Populism

Populism Working Group

The objective of the Working Group on Populism is the study of populist regimes, movements and ideologies in Latin America. Populist regimes, from the classical ones of Vargas or Peron to the contemporary cases of Maduro in Venezuela and Kirchner in Argentina, constitute a variety of plebiscitarian democracy that should be distinguished from more social-democratic regimes, like those of contemporary Brazil, Chile, or Uruguay, which are closer to the liberal-democratic model. They are characterized by a very high level of centralization of power in the hands of the president; nationalist and even autarkic economic policies oriented toward short-term political advantage; and, to a larger extent than other regimes, expansion of participation through corporatist or clientelistic mechanisms and inclusionary social policies focused on the poor and the underprivileged. Our working group focuses on questions such as the conditions under which mass populist movements appear, populist ideologies become hegemonic, and populist regimes come to power; the domestic and international conditions under which they might institutionalize; and the economic, social, and political consequences of their success or failure.
                                                                                                                                                                                 Coordinator, Carlos Waisman, Sociology, UCSD

                                                                                                                                                                                                 ●Full Members

Carlos Waisman, Sociology, UCSD

Scott Desposato, Political Science, UCSD

Simeon Nichter, Political Science, UCSD  

Associate Members

Manuel Anselmi, Political Sociology, University of Perugia

Michael Monteon, History, UCSD

Moira MacKinnon, Sociology, Universidad Tres de Febrero, Buenos Aires, Argentina

Peter Smith, Political Science, UCSD

Richard Feinberg, School of Global Policy & Strategy, UCSD
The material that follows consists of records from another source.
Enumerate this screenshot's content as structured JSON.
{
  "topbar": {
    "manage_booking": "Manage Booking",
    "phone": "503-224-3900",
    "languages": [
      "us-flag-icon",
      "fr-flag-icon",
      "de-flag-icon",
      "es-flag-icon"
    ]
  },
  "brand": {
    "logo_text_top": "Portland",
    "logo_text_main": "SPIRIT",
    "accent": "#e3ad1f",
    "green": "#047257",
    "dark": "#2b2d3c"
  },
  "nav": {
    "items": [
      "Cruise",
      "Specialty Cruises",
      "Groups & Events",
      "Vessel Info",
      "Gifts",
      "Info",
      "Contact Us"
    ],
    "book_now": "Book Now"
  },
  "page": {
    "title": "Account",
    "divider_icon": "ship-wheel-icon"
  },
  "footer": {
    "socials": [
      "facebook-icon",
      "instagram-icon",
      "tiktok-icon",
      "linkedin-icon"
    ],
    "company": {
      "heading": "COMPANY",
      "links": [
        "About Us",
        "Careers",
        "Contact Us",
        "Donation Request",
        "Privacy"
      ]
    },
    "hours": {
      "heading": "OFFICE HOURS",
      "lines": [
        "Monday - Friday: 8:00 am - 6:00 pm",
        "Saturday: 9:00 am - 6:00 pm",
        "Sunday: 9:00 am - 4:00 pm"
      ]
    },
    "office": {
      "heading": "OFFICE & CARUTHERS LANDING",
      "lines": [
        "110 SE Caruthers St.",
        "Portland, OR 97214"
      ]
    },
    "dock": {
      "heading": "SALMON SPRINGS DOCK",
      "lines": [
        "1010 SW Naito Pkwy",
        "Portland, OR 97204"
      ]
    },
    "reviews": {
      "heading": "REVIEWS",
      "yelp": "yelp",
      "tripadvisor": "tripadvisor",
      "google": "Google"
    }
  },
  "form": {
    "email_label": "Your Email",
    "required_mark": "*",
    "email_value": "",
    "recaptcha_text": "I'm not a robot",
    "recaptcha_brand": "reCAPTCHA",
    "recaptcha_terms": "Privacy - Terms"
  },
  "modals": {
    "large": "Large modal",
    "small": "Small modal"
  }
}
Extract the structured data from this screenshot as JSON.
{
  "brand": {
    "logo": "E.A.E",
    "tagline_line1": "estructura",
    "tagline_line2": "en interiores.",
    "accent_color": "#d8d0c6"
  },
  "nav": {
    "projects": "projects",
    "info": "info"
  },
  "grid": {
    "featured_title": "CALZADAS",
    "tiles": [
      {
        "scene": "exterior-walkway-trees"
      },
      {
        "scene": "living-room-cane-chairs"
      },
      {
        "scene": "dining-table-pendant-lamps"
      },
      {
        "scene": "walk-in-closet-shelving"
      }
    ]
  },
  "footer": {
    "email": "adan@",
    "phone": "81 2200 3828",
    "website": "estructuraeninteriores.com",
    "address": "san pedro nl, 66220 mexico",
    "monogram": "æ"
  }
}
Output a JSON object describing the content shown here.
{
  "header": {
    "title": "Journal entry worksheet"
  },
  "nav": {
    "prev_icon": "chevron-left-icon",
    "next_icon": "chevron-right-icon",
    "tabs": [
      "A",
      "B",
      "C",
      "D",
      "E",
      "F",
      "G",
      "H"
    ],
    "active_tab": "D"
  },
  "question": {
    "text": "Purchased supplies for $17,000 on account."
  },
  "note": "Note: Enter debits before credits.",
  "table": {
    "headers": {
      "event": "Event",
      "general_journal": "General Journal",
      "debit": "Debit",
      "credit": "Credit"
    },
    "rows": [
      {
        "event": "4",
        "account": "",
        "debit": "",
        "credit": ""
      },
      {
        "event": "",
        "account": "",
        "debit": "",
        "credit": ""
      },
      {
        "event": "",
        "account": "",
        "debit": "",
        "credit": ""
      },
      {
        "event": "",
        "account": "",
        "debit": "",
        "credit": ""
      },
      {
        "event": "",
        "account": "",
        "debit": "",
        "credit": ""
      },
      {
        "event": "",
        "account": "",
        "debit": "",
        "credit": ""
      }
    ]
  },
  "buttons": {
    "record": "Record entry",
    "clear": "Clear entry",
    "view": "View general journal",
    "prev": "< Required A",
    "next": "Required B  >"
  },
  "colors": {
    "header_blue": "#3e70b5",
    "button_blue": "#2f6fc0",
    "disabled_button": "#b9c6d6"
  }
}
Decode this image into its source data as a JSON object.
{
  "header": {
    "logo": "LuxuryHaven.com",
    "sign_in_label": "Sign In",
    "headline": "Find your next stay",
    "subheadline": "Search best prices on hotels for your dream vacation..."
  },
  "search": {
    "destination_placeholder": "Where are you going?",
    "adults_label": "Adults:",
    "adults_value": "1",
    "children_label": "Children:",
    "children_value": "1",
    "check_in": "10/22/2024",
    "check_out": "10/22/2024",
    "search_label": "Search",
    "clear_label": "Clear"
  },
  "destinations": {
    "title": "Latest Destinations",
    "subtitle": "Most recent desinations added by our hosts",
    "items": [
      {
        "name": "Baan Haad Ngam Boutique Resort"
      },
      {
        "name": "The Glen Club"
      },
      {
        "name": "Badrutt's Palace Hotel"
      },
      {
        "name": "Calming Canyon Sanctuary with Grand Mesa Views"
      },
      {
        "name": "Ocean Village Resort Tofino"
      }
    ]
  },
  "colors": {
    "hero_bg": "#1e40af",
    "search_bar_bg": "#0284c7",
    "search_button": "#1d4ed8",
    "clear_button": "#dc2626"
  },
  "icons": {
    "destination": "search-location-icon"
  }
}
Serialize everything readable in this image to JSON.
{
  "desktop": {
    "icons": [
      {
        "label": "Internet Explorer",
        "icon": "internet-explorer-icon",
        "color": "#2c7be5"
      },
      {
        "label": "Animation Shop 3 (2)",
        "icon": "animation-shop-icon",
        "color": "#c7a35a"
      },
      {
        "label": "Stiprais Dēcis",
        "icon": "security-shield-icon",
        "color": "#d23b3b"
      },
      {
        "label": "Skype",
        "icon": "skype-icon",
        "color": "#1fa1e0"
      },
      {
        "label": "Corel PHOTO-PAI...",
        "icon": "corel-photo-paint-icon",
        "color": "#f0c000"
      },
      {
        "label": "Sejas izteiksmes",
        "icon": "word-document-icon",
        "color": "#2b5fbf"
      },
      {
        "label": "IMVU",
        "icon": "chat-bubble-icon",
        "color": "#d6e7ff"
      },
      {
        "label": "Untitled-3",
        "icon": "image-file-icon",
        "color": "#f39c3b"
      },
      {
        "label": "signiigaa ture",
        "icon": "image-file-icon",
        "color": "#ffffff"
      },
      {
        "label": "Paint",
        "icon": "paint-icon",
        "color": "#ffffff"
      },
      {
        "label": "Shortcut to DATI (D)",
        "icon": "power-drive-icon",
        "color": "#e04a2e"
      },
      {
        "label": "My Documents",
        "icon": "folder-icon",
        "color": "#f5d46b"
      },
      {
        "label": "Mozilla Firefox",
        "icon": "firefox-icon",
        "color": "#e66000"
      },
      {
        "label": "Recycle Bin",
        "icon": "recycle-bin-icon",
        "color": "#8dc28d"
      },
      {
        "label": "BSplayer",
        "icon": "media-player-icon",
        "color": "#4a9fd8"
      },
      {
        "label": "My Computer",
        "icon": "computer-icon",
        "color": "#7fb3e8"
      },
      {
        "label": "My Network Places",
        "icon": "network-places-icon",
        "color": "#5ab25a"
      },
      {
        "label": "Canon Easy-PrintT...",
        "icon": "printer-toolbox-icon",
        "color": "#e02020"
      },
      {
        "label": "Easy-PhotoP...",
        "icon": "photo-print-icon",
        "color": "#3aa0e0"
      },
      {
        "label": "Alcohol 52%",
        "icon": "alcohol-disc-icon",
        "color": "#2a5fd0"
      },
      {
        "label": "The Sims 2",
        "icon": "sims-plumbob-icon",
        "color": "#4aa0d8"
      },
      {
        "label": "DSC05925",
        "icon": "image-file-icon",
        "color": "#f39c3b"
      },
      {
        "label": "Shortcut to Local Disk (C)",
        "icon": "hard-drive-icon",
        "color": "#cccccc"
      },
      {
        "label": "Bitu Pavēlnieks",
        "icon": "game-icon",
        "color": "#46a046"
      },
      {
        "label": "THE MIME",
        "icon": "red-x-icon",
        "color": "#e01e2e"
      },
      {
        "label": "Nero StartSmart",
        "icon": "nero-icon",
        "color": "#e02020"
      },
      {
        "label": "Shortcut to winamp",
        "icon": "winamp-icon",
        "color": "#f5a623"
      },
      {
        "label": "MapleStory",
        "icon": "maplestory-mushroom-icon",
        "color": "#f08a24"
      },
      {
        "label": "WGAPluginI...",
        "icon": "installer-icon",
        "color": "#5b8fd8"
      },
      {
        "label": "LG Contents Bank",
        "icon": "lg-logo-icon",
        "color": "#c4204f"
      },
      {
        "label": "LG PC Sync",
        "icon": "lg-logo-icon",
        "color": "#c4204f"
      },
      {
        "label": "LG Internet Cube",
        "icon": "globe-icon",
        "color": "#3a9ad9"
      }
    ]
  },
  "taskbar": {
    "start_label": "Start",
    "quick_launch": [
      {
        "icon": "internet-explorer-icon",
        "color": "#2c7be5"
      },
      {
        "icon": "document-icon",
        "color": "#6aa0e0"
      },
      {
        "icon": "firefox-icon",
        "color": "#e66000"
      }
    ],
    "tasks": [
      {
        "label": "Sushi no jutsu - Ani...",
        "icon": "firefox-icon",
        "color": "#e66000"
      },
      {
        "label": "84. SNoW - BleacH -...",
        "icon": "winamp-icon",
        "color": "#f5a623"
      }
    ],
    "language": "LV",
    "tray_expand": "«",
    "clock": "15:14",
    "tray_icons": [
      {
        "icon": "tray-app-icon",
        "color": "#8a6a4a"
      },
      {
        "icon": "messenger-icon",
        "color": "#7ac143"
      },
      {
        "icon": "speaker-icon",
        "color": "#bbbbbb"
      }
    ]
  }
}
Samuel Amaral, Sociology, Universidad Tres de Febrero, Buenos Aires, Argentina

Affiliate Members

Sebastian Edwards, Anderson School of Management, UCLA